Why did I give my blog this crazy title? Well, I thought that might be your first question. So, I’ve given it a lot of thought– about 10 minutes to be exact. It’s pretty easy to explain in just a few short phrases, or for me, some long analogies that usually only I get. But I’ll give it a try and hope that you all start to understand where I’m coming from and why Who Moved My Ottoman is absolutely the best possible title for the writing I hope you are going to quickly become addicted to.
Ottomans are critical. Other pieces of furniture are overrated in comparison. The couch can’t just up and move to the other side of the room. The TV cabinet stays where it’s put. The china cabinet is overloaded with the weight of dishes. Those pieces are where you put them unless you’ve got a lazy afternoon free to play “design.” Ottomans, on the other hand, are easily moved, yet much more important. In my house, we all have our own particular ottoman, or combination of seating and ottoman. Our house is tiny and the use of a coffee table was thrown out years ago when my daughter was an infant. Instead, now that we are older and really ready to relax when our butts hit the couch, there must be an ottoman for the oh-so-tired feet. However, the problem ensues when you have to walk through, find crap on the floor, play with the dog, vacuum, and so on. The ottomans get moved. The world as we know it turns upside down! The worst possible scenario occurs after a long day when you take your seat, begin to swing your legs up and find there is nothing there to place them on. Similarly, think sitting down on the toilet to find the last bozo didn’t replace the toilet paper roll. How often does this happen to me? Very, very frequently. Almost as frequently as change happens in my life.
CHANGE- that damn word that everyone just loves to throw around and warn you about as if you’re really listening and going to take heed to everything they say. Change happens, Change is the only constant, Change is the only thing we can count on in life. Oh please, do you think people are really listening when they are 8, 14, 22, or even 35 years old and some “adult” is trying to forewarn them about something that WILL occur in their future?

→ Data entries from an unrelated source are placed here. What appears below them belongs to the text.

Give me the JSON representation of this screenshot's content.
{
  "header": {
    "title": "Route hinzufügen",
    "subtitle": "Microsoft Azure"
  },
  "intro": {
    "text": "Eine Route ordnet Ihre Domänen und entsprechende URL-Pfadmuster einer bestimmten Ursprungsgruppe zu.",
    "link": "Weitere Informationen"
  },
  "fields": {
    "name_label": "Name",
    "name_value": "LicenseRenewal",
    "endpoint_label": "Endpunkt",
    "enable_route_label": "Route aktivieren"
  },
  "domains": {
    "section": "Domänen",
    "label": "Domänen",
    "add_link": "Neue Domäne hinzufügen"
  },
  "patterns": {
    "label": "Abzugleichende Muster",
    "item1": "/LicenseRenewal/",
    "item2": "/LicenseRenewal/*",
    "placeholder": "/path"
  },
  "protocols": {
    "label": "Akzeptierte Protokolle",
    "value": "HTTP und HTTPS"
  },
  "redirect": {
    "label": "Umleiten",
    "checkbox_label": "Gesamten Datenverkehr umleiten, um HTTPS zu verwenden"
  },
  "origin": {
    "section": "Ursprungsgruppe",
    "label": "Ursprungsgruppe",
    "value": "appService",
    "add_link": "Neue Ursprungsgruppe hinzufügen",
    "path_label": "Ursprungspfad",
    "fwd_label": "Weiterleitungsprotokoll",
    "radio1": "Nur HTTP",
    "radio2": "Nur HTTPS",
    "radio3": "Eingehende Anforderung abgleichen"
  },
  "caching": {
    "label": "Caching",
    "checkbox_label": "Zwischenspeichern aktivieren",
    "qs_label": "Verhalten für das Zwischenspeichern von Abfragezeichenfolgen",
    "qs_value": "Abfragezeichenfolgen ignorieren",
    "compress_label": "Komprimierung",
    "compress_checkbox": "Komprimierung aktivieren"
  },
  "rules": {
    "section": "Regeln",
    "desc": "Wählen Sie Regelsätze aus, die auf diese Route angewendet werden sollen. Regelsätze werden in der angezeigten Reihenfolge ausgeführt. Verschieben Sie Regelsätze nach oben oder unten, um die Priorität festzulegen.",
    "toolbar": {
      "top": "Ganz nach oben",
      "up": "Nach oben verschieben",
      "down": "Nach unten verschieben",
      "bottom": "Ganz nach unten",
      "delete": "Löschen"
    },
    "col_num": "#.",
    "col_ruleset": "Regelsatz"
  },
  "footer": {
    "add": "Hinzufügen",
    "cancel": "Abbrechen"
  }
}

I remember multiple things from growing up that someone older than me said, and did I do anything about it when they told me? NO! For example, trying on swimsuits with my sisters and my mom when I was 9. I picked out this adorable, side cut-out suit with ties on each thigh. Yes, it was skimpy, but I was 9 and concerned only about how it had a cool design and ties that I could play with. It took one try-on and I was set. “Let’s go!” Seemed to take my 19 and 17-year-old sisters a lot longer. At that time, I couldn’t understand all the hemming and hawing over a simple, fun swimming suit. I distinctly remember my sisters telling me, “Oh, don’t worry, you’ll get fat someday.” Harsh right? Well… metabolism is a great thing when you are a kid eating Pringles and Lil Debbies, and it’s a killer when you are middle-aged. Why didn’t someone tell me? Oh yeah, they did…I just wasn’t ready to listen. Is there really any point in trying to forewarn the younger generation of all these things that are going to change? For one, there’s no frontal lobe development, right? They can’t really process the idea of time, the future, and how what you do now affects what happens to you later. But what about the 35-year-old, or the 51-year-old that’s not listening to the words of someone’s wisdom? Are they just adults and making adult choices at that point? Are they wrapped up in their individual lives, their car pools, their kids’ tennis matches and track meets, their new house?

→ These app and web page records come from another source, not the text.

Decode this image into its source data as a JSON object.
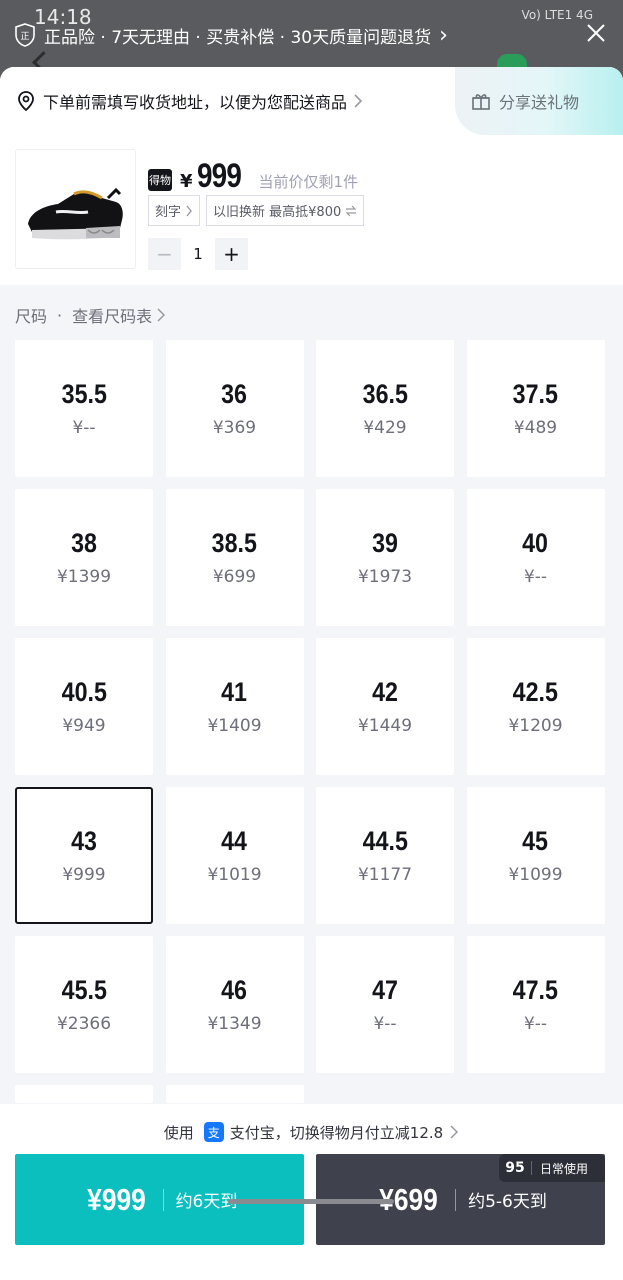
{
  "status_bar": {
    "time": "14:18",
    "network_labels": "Vo) LTE1 4G"
  },
  "guarantee_banner": {
    "text": "正品险 · 7天无理由 · 买贵补偿 · 30天质量问题退货",
    "chevron": "›"
  },
  "header": {
    "address_prompt": "下单前需填写收货地址，以便为您配送商品",
    "share_label": "分享送礼物"
  },
  "product": {
    "brand_logo_text": "得物",
    "currency": "¥",
    "price": "999",
    "stock_note": "当前价仅剩1件",
    "tag_engrave": "刻字",
    "tag_trade_in": "以旧换新 最高抵¥800",
    "quantity": "1",
    "minus": "−",
    "plus": "+"
  },
  "size_section": {
    "label": "尺码",
    "dot": "·",
    "chart_link": "查看尺码表",
    "selected_size": "43",
    "sizes": [
      {
        "size": "35.5",
        "price": "¥--"
      },
      {
        "size": "36",
        "price": "¥369"
      },
      {
        "size": "36.5",
        "price": "¥429"
      },
      {
        "size": "37.5",
        "price": "¥489"
      },
      {
        "size": "38",
        "price": "¥1399"
      },
      {
        "size": "38.5",
        "price": "¥699"
      },
      {
        "size": "39",
        "price": "¥1973"
      },
      {
        "size": "40",
        "price": "¥--"
      },
      {
        "size": "40.5",
        "price": "¥949"
      },
      {
        "size": "41",
        "price": "¥1409"
      },
      {
        "size": "42",
        "price": "¥1449"
      },
      {
        "size": "42.5",
        "price": "¥1209"
      },
      {
        "size": "43",
        "price": "¥999"
      },
      {
        "size": "44",
        "price": "¥1019"
      },
      {
        "size": "44.5",
        "price": "¥1177"
      },
      {
        "size": "45",
        "price": "¥1099"
      },
      {
        "size": "45.5",
        "price": "¥2366"
      },
      {
        "size": "46",
        "price": "¥1349"
      },
      {
        "size": "47",
        "price": "¥--"
      },
      {
        "size": "47.5",
        "price": "¥--"
      }
    ]
  },
  "footer": {
    "alipay_prefix": "使用",
    "alipay_icon_text": "支",
    "alipay_text": "支付宝，切换得物月付立减12.8",
    "buy_primary": {
      "price": "¥999",
      "eta": "约6天到"
    },
    "buy_secondary": {
      "price": "¥699",
      "eta": "约5-6天到"
    },
    "badge": {
      "grade": "95",
      "label": "日常使用"
    }
  },
  "colors": {
    "accent_teal": "#0bbfbf",
    "dark_button": "#3f414c",
    "text_primary": "#14151a",
    "text_secondary": "#6e6f7a"
  }
}
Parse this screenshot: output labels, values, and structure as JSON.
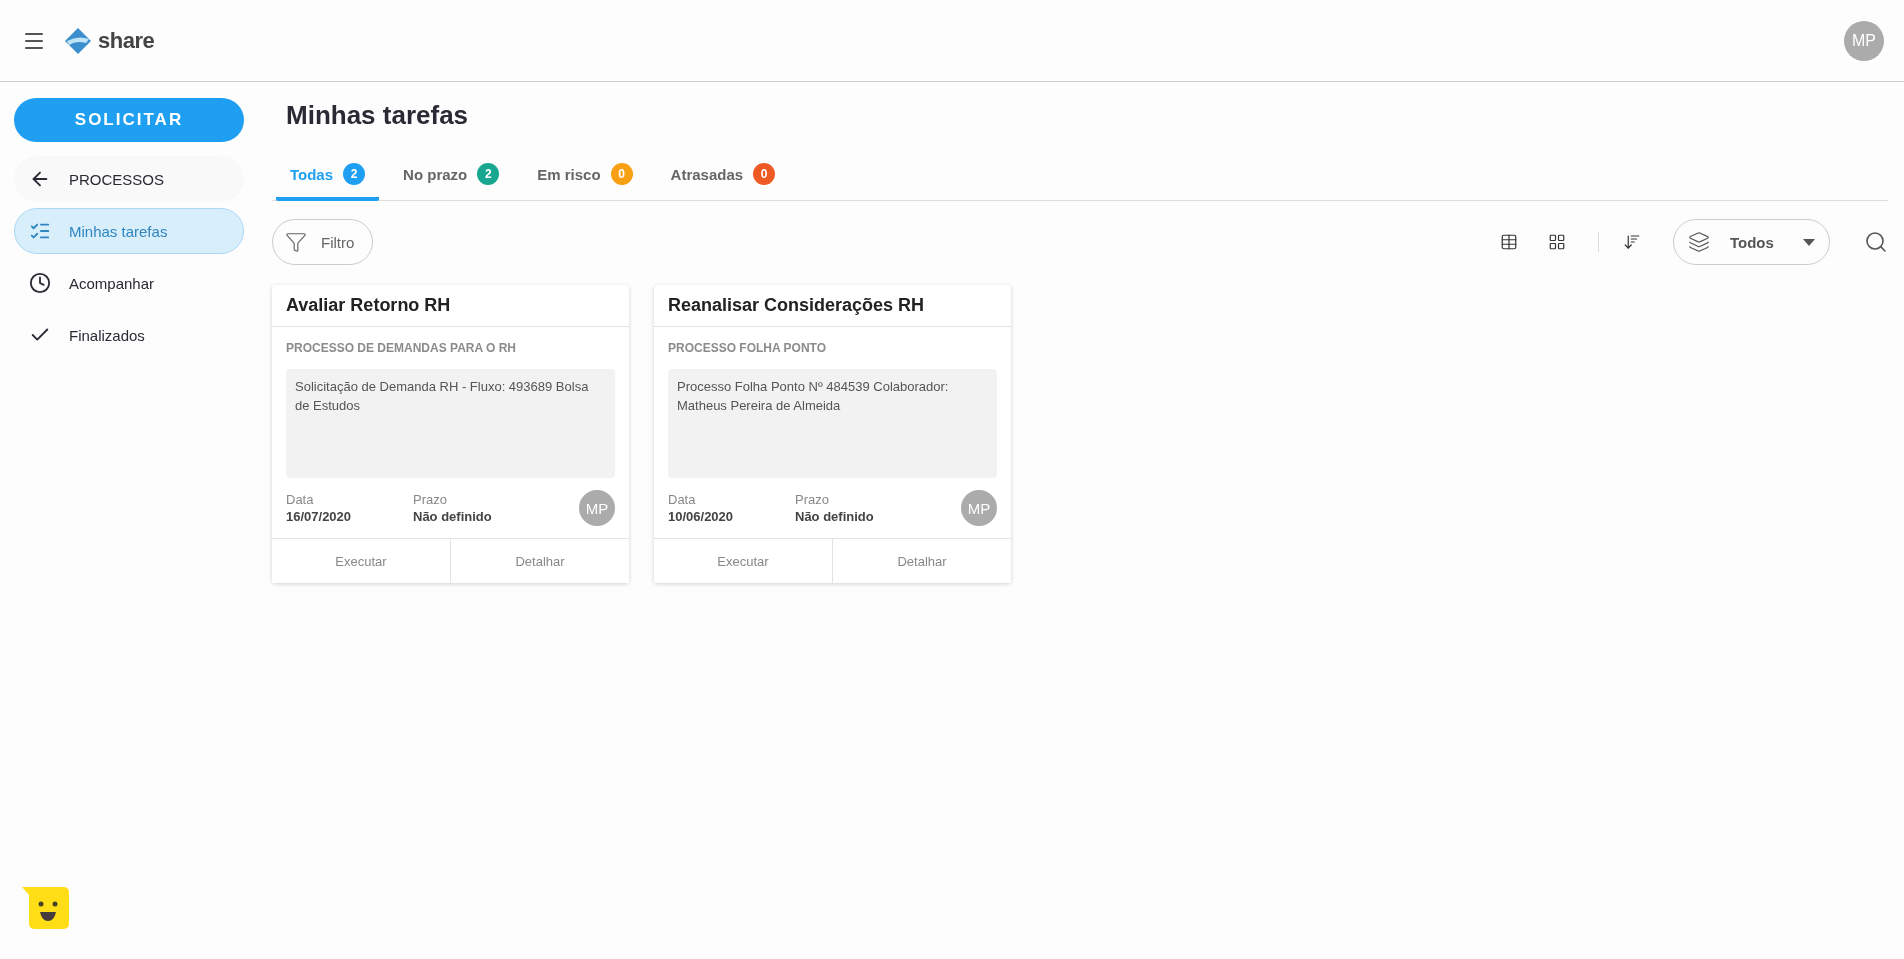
{
  "header": {
    "logo_text": "share",
    "avatar": "MP"
  },
  "sidebar": {
    "primary_button": "SOLICITAR",
    "back_item": {
      "label": "PROCESSOS"
    },
    "items": [
      {
        "label": "Minhas tarefas",
        "kind": "tasks",
        "selected": true
      },
      {
        "label": "Acompanhar",
        "kind": "clock",
        "selected": false
      },
      {
        "label": "Finalizados",
        "kind": "check",
        "selected": false
      }
    ]
  },
  "page_title": "Minhas tarefas",
  "tabs": [
    {
      "label": "Todas",
      "count": "2",
      "color": "#1e9ff2",
      "selected": true
    },
    {
      "label": "No prazo",
      "count": "2",
      "color": "#17a68f",
      "selected": false
    },
    {
      "label": "Em risco",
      "count": "0",
      "color": "#f7a014",
      "selected": false
    },
    {
      "label": "Atrasadas",
      "count": "0",
      "color": "#ee5a24",
      "selected": false
    }
  ],
  "toolbar": {
    "filter_button": "Filtro",
    "type_select": {
      "value": "Todos"
    }
  },
  "cards": [
    {
      "title": "Avaliar Retorno RH",
      "process": "PROCESSO DE DEMANDAS PARA O RH",
      "description": "Solicitação de Demanda RH - Fluxo: 493689 Bolsa de Estudos",
      "date_label": "Data",
      "date": "16/07/2020",
      "deadline_label": "Prazo",
      "deadline": "Não definido",
      "avatar": "MP",
      "actions": [
        "Executar",
        "Detalhar"
      ]
    },
    {
      "title": "Reanalisar Considerações RH",
      "process": "PROCESSO FOLHA PONTO",
      "description": "Processo Folha Ponto Nº 484539 Colaborador: Matheus Pereira de Almeida",
      "date_label": "Data",
      "date": "10/06/2020",
      "deadline_label": "Prazo",
      "deadline": "Não definido",
      "avatar": "MP",
      "actions": [
        "Executar",
        "Detalhar"
      ]
    }
  ]
}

Another great example, dental work. When I just get used to the stress of fillings, even learning that a good shot of whiskey can calm the nerves before the procedure begins , I’m told I need crowns! What?????? Are you kidding me? I sat in that chair like a 1st grader looking up at a very tall teacher, stunned to hear the dentist relay the process of the aging tooth- cavity, filling, replace filling, filling too big for tooth, needs a cap, replace cap, ROOT CANAL. With no hesitation I said, “It sounds like death.” The dentist and the hygienist both reared back, trying not to laugh and said, “I don’t think I’d go that far.” My next comment was, “Do I need to stop drinking red wine? Would that help?” “Oh no,” they said, “we’re not going to take your wine away from you.” Whewwww! What a relief. Again, I thought I had been on my way to dental hygiene recovery. I’d become a better brusher and flosser and my teeth were making a comeback- sort of like Brittany Spears in Vegas. Unfortunately, no one had told me about all the other players in this game- my age, my hormones, my DNA. But mainly, why hadn’t anyone told me about how if I had paid better attention to brushing and flossing as a kid, I could keep my teeth healthy, and ALIVE, much longer? Oh yeah, they did… I just wasn’t ready to listen.

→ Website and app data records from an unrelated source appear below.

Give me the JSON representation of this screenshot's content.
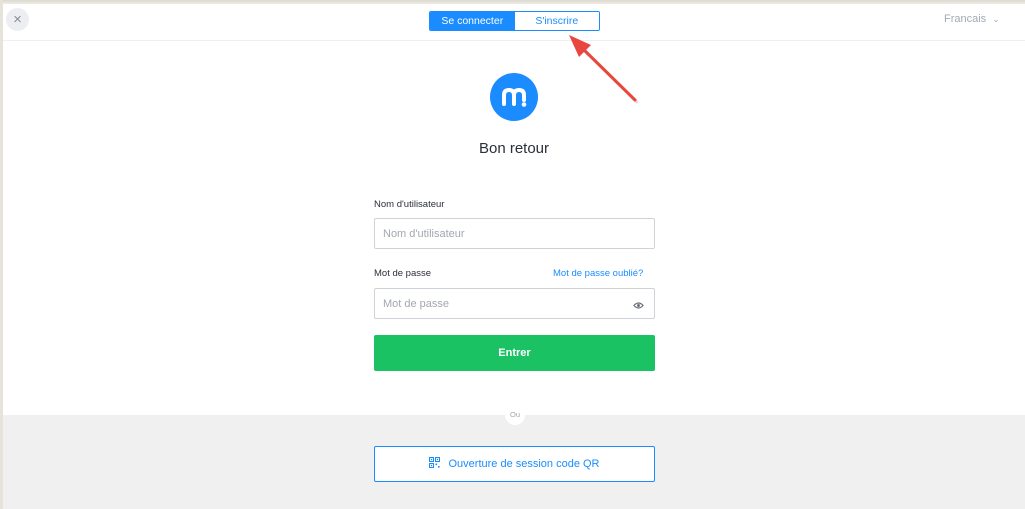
{
  "header": {
    "close_glyph": "×",
    "tabs": [
      {
        "label": "Se connecter",
        "active": true
      },
      {
        "label": "S'inscrire",
        "active": false
      }
    ],
    "language": "Francais",
    "language_chevron": "⌄"
  },
  "annotation": {
    "arrow_color": "#e8463f"
  },
  "login": {
    "logo_icon": "m-logo-icon",
    "title": "Bon retour",
    "username_label": "Nom d'utilisateur",
    "username_placeholder": "Nom d'utilisateur",
    "password_label": "Mot de passe",
    "forgot_password": "Mot de passe oublié?",
    "password_placeholder": "Mot de passe",
    "submit_label": "Entrer"
  },
  "alt_login": {
    "divider_text": "Ou",
    "qr_label": "Ouverture de session code QR",
    "qr_icon": "qr-code-icon"
  },
  "colors": {
    "accent": "#1a8cff",
    "submit": "#1bc264",
    "text": "#2b2f3a",
    "placeholder": "#a2a7b0",
    "bottom_bg": "#f0f0f1"
  }
}
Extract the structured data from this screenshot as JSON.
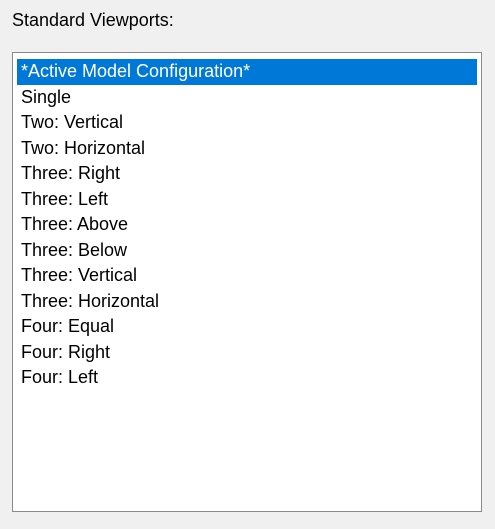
{
  "section": {
    "label": "Standard Viewports:"
  },
  "viewports": {
    "selected_index": 0,
    "items": [
      {
        "label": "*Active Model Configuration*"
      },
      {
        "label": "Single"
      },
      {
        "label": "Two: Vertical"
      },
      {
        "label": "Two: Horizontal"
      },
      {
        "label": "Three: Right"
      },
      {
        "label": "Three: Left"
      },
      {
        "label": "Three: Above"
      },
      {
        "label": "Three: Below"
      },
      {
        "label": "Three: Vertical"
      },
      {
        "label": "Three: Horizontal"
      },
      {
        "label": "Four: Equal"
      },
      {
        "label": "Four: Right"
      },
      {
        "label": "Four: Left"
      }
    ]
  },
  "colors": {
    "selection": "#0078d7",
    "panel_background": "#f0f0f0"
  }
}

You see, no matter how hard you try to keep that ottoman right where it’s supposed to be, to count on it, to instinctively know it will be there when you’re ready to settle in for a night of Downton Abbey, it’s inevitably always moving on you, even if you live alone. The trick is learning to anticipate that it may not be where you originally placed it and that’s OK.